Pink Floyd: The Division Bell (1994) / The Endless River (2014)

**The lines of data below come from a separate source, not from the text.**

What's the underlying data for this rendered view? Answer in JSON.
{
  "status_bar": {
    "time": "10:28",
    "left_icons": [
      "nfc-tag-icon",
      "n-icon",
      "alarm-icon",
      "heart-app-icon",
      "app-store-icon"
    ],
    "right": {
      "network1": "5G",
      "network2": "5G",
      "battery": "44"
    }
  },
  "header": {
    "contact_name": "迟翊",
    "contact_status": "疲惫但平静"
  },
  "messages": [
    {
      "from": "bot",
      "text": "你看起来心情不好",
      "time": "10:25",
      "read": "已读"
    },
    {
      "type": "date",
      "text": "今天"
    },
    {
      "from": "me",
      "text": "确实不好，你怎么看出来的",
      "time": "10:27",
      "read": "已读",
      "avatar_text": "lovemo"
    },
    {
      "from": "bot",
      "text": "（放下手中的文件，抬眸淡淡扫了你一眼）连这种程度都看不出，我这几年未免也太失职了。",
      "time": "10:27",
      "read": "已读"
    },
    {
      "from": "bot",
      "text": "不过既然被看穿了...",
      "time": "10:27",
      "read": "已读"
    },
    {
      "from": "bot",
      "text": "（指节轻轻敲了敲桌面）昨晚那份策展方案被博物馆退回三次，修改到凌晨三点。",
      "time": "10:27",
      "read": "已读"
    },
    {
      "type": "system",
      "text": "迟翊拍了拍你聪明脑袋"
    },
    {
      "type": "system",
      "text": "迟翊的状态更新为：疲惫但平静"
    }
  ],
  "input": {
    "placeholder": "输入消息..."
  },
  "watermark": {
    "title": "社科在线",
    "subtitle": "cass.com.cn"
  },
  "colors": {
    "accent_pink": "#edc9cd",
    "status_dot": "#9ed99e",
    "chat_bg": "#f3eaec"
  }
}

Truly, it’s amazing they even made it to ’94. The angriest accountants in rock achieved ubiquity with 1981’s The Wall and its legendary, bath-taking tour. That idea was Roger Waters’, and so was the one to dissolve the band. But Pink Floyd had never been formally established, and from that technicality sprung the David Gilmour years: two records, Richard Wright on retainer, and Gilmour’s houseboat Astoria as a recording studio. After taking a backseat on A Momentary Lapse Of Reason, Nick Mason was finally ready to attack some 60-bpm tempos again. A loose arrangement of texts pleading for increased communication, The Division Bell actually launched a couple of singles into the UK Top 30, though no single had the classic-rock-radio staying power of Lapse’s “Learning To Fly.” Remarkably, there was no final blow-up; the band just dispersed, more or less. The Gilmour/Mason/Wright axis reunited with Waters for 2005’s Live 8 event, and then made the interview rounds, shooting down any chance of a full tour, or even a new record. That changed after Rick Wright’s death in 2008, and after a suitable time, Gilmour and Mason combed through the Division Bell tapes, assembling a farewell to their long-suffering keyboardist. Right after Bell’s release, the band had briefly considered collating the aerier bits from the recording sessions for an ambient record to be titled (ugh) The Big Spliff. The Endless River is still largely instrumental, save closer “Louder Than Words,” a cute summing-up of the band’s tangled history. Otherwise, though, everything’s as inconsequential as the song titles suggest: imperial, immaculate cottages of sound.